It dawned on me the other day that I passed the ten year mark this summer. Though it’s hard to pinpoint exactly when I “became” Pagan, I have chosen the day I cast my first circle as my anniversary. While at the time I was still unsure of what I was doing (and wouldn’t yet have been brave enough to use the word “Pagan”), that was the moment when the research I’d been doing for years went from theoretical to practical. On that day I challenged my fear of… God’s wrath? Hell? Too much change?… or whatever it was that was holding me back and allowed myself to follow where I believed (and still believe) a higher power was leading me. (You can read more about my conversion in my bio or in my earlier post “Convert and Convict – The Incredible Difference of Two Letters or No, Seriously, They’re Different Words.”)
A lot changes in ten years.
I remember the beginning when I had more questions than anything else — there was so much to learn!
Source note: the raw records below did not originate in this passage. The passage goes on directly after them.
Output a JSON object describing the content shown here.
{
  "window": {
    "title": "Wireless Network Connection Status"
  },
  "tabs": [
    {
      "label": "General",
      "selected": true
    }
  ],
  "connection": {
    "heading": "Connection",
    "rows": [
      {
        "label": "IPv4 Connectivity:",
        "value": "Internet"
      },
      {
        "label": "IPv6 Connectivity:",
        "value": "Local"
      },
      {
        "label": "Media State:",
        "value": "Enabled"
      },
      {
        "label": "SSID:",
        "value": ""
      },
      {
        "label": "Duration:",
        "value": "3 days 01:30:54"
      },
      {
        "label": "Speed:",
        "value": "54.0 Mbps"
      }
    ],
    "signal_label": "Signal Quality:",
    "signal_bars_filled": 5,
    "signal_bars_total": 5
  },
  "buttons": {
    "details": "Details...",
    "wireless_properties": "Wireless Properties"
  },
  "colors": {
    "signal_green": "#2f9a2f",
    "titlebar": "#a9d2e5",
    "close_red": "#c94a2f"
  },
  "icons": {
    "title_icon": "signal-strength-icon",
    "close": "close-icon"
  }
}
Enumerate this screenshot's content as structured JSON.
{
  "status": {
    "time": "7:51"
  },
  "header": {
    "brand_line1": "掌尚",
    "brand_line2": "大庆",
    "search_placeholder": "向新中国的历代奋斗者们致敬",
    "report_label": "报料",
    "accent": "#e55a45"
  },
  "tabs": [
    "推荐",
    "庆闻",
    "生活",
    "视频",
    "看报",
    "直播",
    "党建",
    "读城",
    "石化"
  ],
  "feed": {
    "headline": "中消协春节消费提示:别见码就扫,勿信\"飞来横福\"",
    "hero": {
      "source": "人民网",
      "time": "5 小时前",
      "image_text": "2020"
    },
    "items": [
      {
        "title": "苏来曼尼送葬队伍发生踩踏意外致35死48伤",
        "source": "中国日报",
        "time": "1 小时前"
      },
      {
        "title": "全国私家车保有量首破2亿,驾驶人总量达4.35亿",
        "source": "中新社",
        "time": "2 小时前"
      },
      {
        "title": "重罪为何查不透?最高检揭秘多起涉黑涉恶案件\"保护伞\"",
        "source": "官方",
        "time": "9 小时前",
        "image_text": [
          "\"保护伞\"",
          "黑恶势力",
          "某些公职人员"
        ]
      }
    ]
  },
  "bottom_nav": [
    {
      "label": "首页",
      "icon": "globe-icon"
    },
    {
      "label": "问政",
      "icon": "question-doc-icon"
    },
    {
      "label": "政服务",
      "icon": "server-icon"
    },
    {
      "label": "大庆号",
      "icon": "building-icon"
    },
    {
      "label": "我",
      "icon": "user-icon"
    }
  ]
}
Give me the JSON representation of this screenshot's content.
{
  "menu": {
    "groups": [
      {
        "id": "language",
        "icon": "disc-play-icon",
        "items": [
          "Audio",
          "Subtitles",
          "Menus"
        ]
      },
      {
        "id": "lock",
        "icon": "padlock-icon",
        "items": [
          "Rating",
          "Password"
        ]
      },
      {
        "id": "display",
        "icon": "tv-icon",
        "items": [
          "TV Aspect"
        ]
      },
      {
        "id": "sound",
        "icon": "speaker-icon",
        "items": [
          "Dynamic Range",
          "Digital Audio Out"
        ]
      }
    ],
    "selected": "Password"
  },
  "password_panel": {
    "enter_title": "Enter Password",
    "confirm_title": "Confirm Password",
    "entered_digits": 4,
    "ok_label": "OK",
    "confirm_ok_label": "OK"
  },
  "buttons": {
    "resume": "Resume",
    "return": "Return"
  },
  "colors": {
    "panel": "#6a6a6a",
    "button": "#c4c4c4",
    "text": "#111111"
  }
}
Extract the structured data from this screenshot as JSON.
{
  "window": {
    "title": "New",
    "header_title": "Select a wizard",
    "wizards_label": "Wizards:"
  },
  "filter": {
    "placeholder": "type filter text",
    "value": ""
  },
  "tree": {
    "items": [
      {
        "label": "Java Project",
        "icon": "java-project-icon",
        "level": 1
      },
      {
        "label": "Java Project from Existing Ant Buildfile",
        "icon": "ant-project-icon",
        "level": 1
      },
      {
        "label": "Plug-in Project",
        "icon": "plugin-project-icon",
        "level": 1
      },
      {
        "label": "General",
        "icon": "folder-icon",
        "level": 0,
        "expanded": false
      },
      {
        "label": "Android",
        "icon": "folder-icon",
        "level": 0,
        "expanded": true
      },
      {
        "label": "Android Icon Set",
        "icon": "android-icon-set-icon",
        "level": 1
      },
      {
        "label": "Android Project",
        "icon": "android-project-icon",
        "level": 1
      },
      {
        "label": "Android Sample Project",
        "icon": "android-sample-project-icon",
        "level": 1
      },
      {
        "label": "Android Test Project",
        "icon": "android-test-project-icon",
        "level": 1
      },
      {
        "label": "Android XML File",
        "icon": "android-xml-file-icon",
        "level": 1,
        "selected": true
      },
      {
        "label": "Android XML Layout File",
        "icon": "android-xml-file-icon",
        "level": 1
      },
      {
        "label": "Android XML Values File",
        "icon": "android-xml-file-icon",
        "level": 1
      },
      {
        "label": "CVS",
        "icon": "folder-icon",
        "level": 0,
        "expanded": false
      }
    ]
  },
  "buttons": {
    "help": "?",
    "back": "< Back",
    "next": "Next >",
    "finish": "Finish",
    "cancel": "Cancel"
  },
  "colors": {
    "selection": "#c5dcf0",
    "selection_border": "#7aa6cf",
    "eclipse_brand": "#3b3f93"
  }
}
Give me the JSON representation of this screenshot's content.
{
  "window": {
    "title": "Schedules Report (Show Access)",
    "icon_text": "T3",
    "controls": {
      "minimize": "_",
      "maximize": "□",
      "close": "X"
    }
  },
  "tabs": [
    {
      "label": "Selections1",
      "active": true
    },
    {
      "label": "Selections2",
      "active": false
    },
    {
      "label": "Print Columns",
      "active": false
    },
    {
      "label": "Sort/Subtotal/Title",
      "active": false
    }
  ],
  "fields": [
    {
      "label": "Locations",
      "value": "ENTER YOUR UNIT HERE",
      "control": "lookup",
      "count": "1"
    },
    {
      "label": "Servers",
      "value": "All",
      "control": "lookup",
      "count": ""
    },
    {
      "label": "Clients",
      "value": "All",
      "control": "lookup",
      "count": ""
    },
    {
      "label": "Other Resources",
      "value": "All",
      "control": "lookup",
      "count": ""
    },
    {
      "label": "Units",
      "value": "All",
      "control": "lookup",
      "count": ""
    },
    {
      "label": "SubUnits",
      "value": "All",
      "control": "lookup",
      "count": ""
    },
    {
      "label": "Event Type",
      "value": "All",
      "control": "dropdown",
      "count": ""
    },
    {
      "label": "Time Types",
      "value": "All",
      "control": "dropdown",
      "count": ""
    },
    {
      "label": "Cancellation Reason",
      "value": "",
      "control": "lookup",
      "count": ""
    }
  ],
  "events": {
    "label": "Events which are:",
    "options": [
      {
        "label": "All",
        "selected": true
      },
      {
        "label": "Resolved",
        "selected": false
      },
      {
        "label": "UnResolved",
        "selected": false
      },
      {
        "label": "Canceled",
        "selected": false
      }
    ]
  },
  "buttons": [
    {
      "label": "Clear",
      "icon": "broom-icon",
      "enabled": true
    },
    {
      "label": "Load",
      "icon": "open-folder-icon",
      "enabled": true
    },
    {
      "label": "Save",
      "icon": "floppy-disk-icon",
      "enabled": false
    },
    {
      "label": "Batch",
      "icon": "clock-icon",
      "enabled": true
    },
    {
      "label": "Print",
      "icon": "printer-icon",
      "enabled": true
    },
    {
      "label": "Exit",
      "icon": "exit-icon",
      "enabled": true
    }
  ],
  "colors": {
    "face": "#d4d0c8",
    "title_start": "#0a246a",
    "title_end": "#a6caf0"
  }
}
I remember the difficulties of finding teachers who wouldn’t auto-reject the n00b as a fluffy bunny. I remember wondering if it was possible to find a pagan culture that wasn’t goth, yogini, or hippie (don’t get me wrong, I love goths, yoginis, and hippies, and I’ve learned a lot from all three of these groups, but my standard scene is a little more vanilla). I remember being bemused when I learned the differences between British Traditional Wicca (BTW) and Ecclectic… and deciding that Ecclectic was more my scene. I remember my first introduction to the Reconstructionists – mysterious Pagans who were obsessed with old books, attended lots of Ren-Faires, and maybe even sacrificed pigs or something (I wasn’t really sure, but pagans sacrificed pigs 1000 years ago, and Recons emulate a religion from 1000 years ago, so clearly they all sacrifice pigs). I decided to stay away. I remember the fear of coming out for the first time to my husband and close friends and the angst that ensued.
A few years in I started to hit a stride. My husband and friends had come to accept – and sometimes even champion – my decision, and I felt comfortable being more open in public. I had experimented enough that I had started finding ritual formats that worked for me. I had researched pantheons and started conversations with different gods and goddesses to see who I worked best with. GG and I started doing seasonal rituals together, and we found that the ritual, while important, worked more for us a springboard to discuss issues inspired by the seasons and hash over life issues that turned along with The Wheel. I officiated my first Pagan wedding. I attended circles run by various groups around town. I continued reading voraciously online and in published books, trying to learn as much as I could about moral philosophy and conceptions of God – pantheist, hard polytheist, soft polytheist, panentheist, trinitarian, monotheist, atheist – and I experimented with what I found. I learned that, as attractive as magic sounds, I wasn’t interested in being a witch. And somewhere, I realized that Wicca, with its emphasis on formal ritual and tradition based largely on Celtic mythology (which, while gorgeous, is not something I easily connect with), wasn’t the best home for me. So I quit calling myself Wiccan and started calling myself Pagan… just Pagan.
Time continued to turn, and in the past few years I started facing some of my preconceived notions. Notions like my ancestral gods, the Norse pantheon, were all about violence (they’re not). That I would have to butcher my own pork to be a Reconstructionist (I wouldn’t). And that it’s impossible to revere ideas from the past without joining the SCA (while I’ve nothing against the SCA – they are faboo for research – I don’t have the patience to spin my own yarn or hammer my own kettles.) In the past few years I’ve realized that Reconstructionism is not about replicating the past, but about recognizing value in pre-Christian morals and spiritual views – the idea that Christianity, while a legitimate alternative to native spirituality, is not progress from native spirituality. I’m embarrassed to say I didn’t realize how entrenched that belief was (it’s what I was taught my whole life!) until I got heavily involved researching Medieval history for a fiction project. (Hopefully one of these days that book will be published and I can share it with you!) With that discovery, researching not just mythology but cultural history became a part of my pagan journey. I set up my first ancestral altar and tried calling on the gods of my ancestors. I started looking at the amazing commonalities among native faiths from all over the globe, like ancestor worship, polytheism, the idea of a “Great Spirit” or nature as an “over-god” and many others. Eventually I realized that those crazy, animal-sacrificing Ren-Faire folk (who don’t necessarily sacrifice animals nor attend Ren-Faires) was where I belonged.*
I’ve learned so much in ten years. Changed so much in ten years. The main thing I’ve come to understand, however trite it may be, is how much I don’t know. I plan on continuing to learn, to change, and to grow over the next decade. One piece of my Pagan journey I’ve absolutely loved is starting the Pagan Princesses where I can share my thoughts and read what other people have to say, and I look forward to our community growing in the future! (Expansion of the realm?)
How long have you been Pagan (if you’re Pagan, that is)? What are some of the biggest changes you’ve made or things you’ve learned since you’ve been Pagan or been hanging with Pagans?
* In case you can’t tell, I like harassing my peeps.
+ Featured image: Neopagan meditation in Rocca di Cerere by Dedda71